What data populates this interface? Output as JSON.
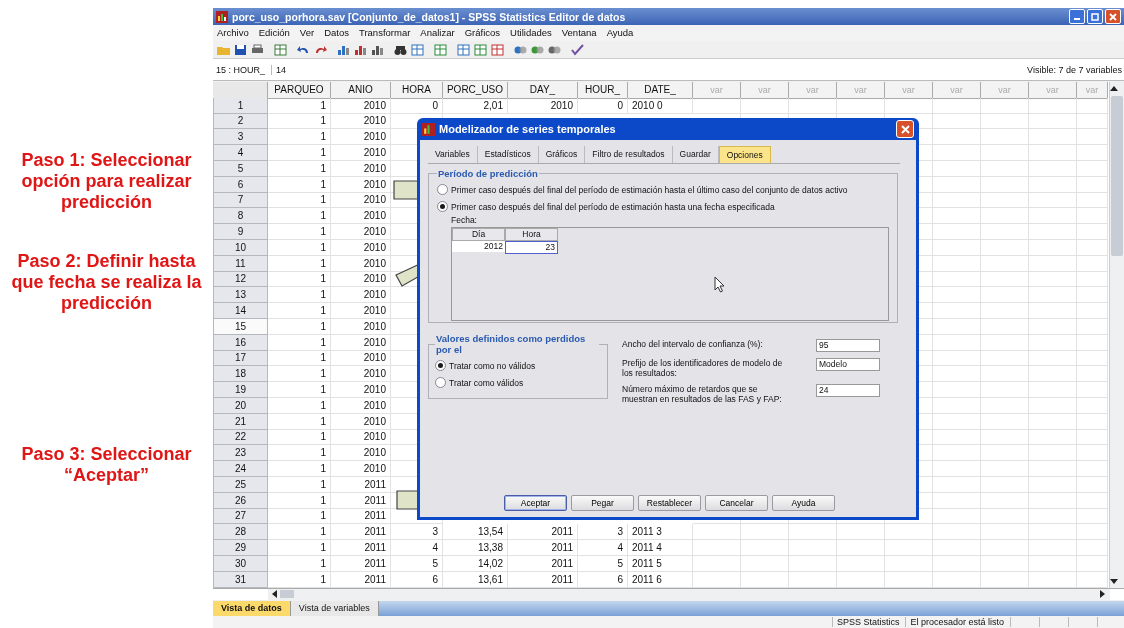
{
  "annotations": [
    "Paso 1: Seleccionar opción para realizar predicción",
    "Paso 2: Definir hasta que fecha se realiza la predicción",
    "Paso 3: Seleccionar “Aceptar”"
  ],
  "window": {
    "title": "porc_uso_porhora.sav [Conjunto_de_datos1] - SPSS Statistics Editor de datos",
    "menu": [
      "Archivo",
      "Edición",
      "Ver",
      "Datos",
      "Transformar",
      "Analizar",
      "Gráficos",
      "Utilidades",
      "Ventana",
      "Ayuda"
    ],
    "cell_ref": "15 : HOUR_",
    "cell_value": "14",
    "visible_info": "Visible: 7 de 7 variables"
  },
  "grid": {
    "columns": [
      "PARQUEO",
      "ANIO",
      "HORA",
      "PORC_USO",
      "DAY_",
      "HOUR_",
      "DATE_",
      "var",
      "var",
      "var",
      "var",
      "var",
      "var",
      "var",
      "var",
      "var"
    ],
    "rows": [
      {
        "n": "1",
        "selected": false,
        "cells": [
          "1",
          "2010",
          "0",
          "2,01",
          "2010",
          "0",
          "2010 0"
        ]
      },
      {
        "n": "2",
        "selected": false,
        "cells": [
          "1",
          "2010"
        ]
      },
      {
        "n": "3",
        "selected": false,
        "cells": [
          "1",
          "2010"
        ]
      },
      {
        "n": "4",
        "selected": false,
        "cells": [
          "1",
          "2010"
        ]
      },
      {
        "n": "5",
        "selected": false,
        "cells": [
          "1",
          "2010"
        ]
      },
      {
        "n": "6",
        "selected": false,
        "cells": [
          "1",
          "2010"
        ]
      },
      {
        "n": "7",
        "selected": false,
        "cells": [
          "1",
          "2010"
        ]
      },
      {
        "n": "8",
        "selected": false,
        "cells": [
          "1",
          "2010"
        ]
      },
      {
        "n": "9",
        "selected": false,
        "cells": [
          "1",
          "2010"
        ]
      },
      {
        "n": "10",
        "selected": false,
        "cells": [
          "1",
          "2010"
        ]
      },
      {
        "n": "11",
        "selected": false,
        "cells": [
          "1",
          "2010"
        ]
      },
      {
        "n": "12",
        "selected": false,
        "cells": [
          "1",
          "2010"
        ]
      },
      {
        "n": "13",
        "selected": false,
        "cells": [
          "1",
          "2010"
        ]
      },
      {
        "n": "14",
        "selected": false,
        "cells": [
          "1",
          "2010"
        ]
      },
      {
        "n": "15",
        "selected": true,
        "cells": [
          "1",
          "2010"
        ]
      },
      {
        "n": "16",
        "selected": false,
        "cells": [
          "1",
          "2010"
        ]
      },
      {
        "n": "17",
        "selected": false,
        "cells": [
          "1",
          "2010"
        ]
      },
      {
        "n": "18",
        "selected": false,
        "cells": [
          "1",
          "2010"
        ]
      },
      {
        "n": "19",
        "selected": false,
        "cells": [
          "1",
          "2010"
        ]
      },
      {
        "n": "20",
        "selected": false,
        "cells": [
          "1",
          "2010"
        ]
      },
      {
        "n": "21",
        "selected": false,
        "cells": [
          "1",
          "2010"
        ]
      },
      {
        "n": "22",
        "selected": false,
        "cells": [
          "1",
          "2010"
        ]
      },
      {
        "n": "23",
        "selected": false,
        "cells": [
          "1",
          "2010"
        ]
      },
      {
        "n": "24",
        "selected": false,
        "cells": [
          "1",
          "2010"
        ]
      },
      {
        "n": "25",
        "selected": false,
        "cells": [
          "1",
          "2011"
        ]
      },
      {
        "n": "26",
        "selected": false,
        "cells": [
          "1",
          "2011"
        ]
      },
      {
        "n": "27",
        "selected": false,
        "cells": [
          "1",
          "2011"
        ]
      },
      {
        "n": "28",
        "selected": false,
        "cells": [
          "1",
          "2011",
          "3",
          "13,54",
          "2011",
          "3",
          "2011 3"
        ]
      },
      {
        "n": "29",
        "selected": false,
        "cells": [
          "1",
          "2011",
          "4",
          "13,38",
          "2011",
          "4",
          "2011 4"
        ]
      },
      {
        "n": "30",
        "selected": false,
        "cells": [
          "1",
          "2011",
          "5",
          "14,02",
          "2011",
          "5",
          "2011 5"
        ]
      },
      {
        "n": "31",
        "selected": false,
        "cells": [
          "1",
          "2011",
          "6",
          "13,61",
          "2011",
          "6",
          "2011 6"
        ]
      }
    ]
  },
  "view_tabs": [
    {
      "label": "Vista de datos",
      "selected": true
    },
    {
      "label": "Vista de variables",
      "selected": false
    }
  ],
  "status_bar": [
    "SPSS Statistics",
    "El procesador está listo"
  ],
  "dialog": {
    "title": "Modelizador de series temporales",
    "tabs": [
      {
        "label": "Variables",
        "selected": false
      },
      {
        "label": "Estadísticos",
        "selected": false
      },
      {
        "label": "Gráficos",
        "selected": false
      },
      {
        "label": "Filtro de resultados",
        "selected": false
      },
      {
        "label": "Guardar",
        "selected": false
      },
      {
        "label": "Opciones",
        "selected": true
      }
    ],
    "prediction": {
      "title": "Período de predicción",
      "options": [
        {
          "label": "Primer caso después del final del período de estimación hasta el último caso del conjunto de datos activo",
          "selected": false
        },
        {
          "label": "Primer caso después del final del período de estimación hasta una fecha especificada",
          "selected": true
        }
      ],
      "date_label": "Fecha:",
      "date_columns": [
        "Día",
        "Hora"
      ],
      "date_values": [
        "2012",
        "23"
      ]
    },
    "missing": {
      "title": "Valores definidos como perdidos por el",
      "options": [
        {
          "label": "Tratar como no válidos",
          "selected": true
        },
        {
          "label": "Tratar como válidos",
          "selected": false
        }
      ]
    },
    "settings": [
      {
        "label": "Ancho del intervalo de confianza (%):",
        "value": "95"
      },
      {
        "label": "Prefijo de los identificadores de modelo de los resultados:",
        "value": "Modelo"
      },
      {
        "label": "Número máximo de retardos que se muestran en resultados de las FAS y FAP:",
        "value": "24"
      }
    ],
    "buttons": [
      {
        "label": "Aceptar",
        "default": true
      },
      {
        "label": "Pegar",
        "default": false
      },
      {
        "label": "Restablecer",
        "default": false
      },
      {
        "label": "Cancelar",
        "default": false
      },
      {
        "label": "Ayuda",
        "default": false
      }
    ]
  }
}
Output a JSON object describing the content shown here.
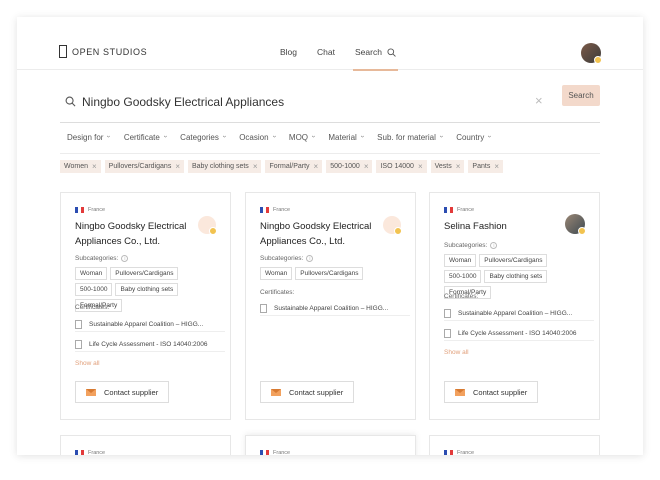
{
  "header": {
    "logo_text": "OPEN STUDIOS",
    "nav": [
      {
        "label": "Blog"
      },
      {
        "label": "Chat"
      },
      {
        "label": "Search"
      }
    ]
  },
  "search": {
    "value": "Ningbo Goodsky Electrical Appliances",
    "clear_icon": "×",
    "button_label": "Search"
  },
  "filters": [
    "Design for",
    "Certificate",
    "Categories",
    "Ocasion",
    "MOQ",
    "Material",
    "Sub. for material",
    "Country"
  ],
  "active_tags": [
    "Women",
    "Pullovers/Cardigans",
    "Baby clothing sets",
    "Formal/Party",
    "500-1000",
    "ISO 14000",
    "Vests",
    "Pants"
  ],
  "labels": {
    "subcategories": "Subcategories:",
    "certificates": "Certificates:",
    "show_all": "Show all",
    "contact": "Contact supplier",
    "country": "France"
  },
  "cards": [
    {
      "title": "Ningbo Goodsky Electrical Appliances Co., Ltd.",
      "subcategories": [
        "Woman",
        "Pullovers/Cardigans",
        "500-1000",
        "Baby clothing sets",
        "Formal/Party"
      ],
      "certificates": [
        "Sustainable Apparel Coalition – HIGG...",
        "Life Cycle Assessment - ISO 14040:2006"
      ]
    },
    {
      "title": "Ningbo Goodsky Electrical Appliances Co., Ltd.",
      "subcategories": [
        "Woman",
        "Pullovers/Cardigans"
      ],
      "certificates": [
        "Sustainable Apparel Coalition – HIGG..."
      ]
    },
    {
      "title": "Selina Fashion",
      "subcategories": [
        "Woman",
        "Pullovers/Cardigans",
        "500-1000",
        "Baby clothing sets",
        "Formal/Party"
      ],
      "certificates": [
        "Sustainable Apparel Coalition – HIGG...",
        "Life Cycle Assessment - ISO 14040:2006"
      ]
    }
  ],
  "colors": {
    "accent": "#e7b99a",
    "button_bg": "#f3d9cb",
    "tag_bg": "#f6ece6",
    "link": "#e1a07b"
  }
}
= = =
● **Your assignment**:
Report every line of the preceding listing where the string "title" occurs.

● **The completed task**:
    "title": "porc_uso_porhora.sav [Conjunto_de_datos1] - SPSS Statistics Editor de datos",
    "title": "Modelizador de series temporales",
      "title": "Período de predicción",
      "title": "Valores definidos como perdidos por el",
      "title": "Ningbo Goodsky Electrical Appliances Co., Ltd.",
      "title": "Ningbo Goodsky Electrical Appliances Co., Ltd.",
      "title": "Selina Fashion",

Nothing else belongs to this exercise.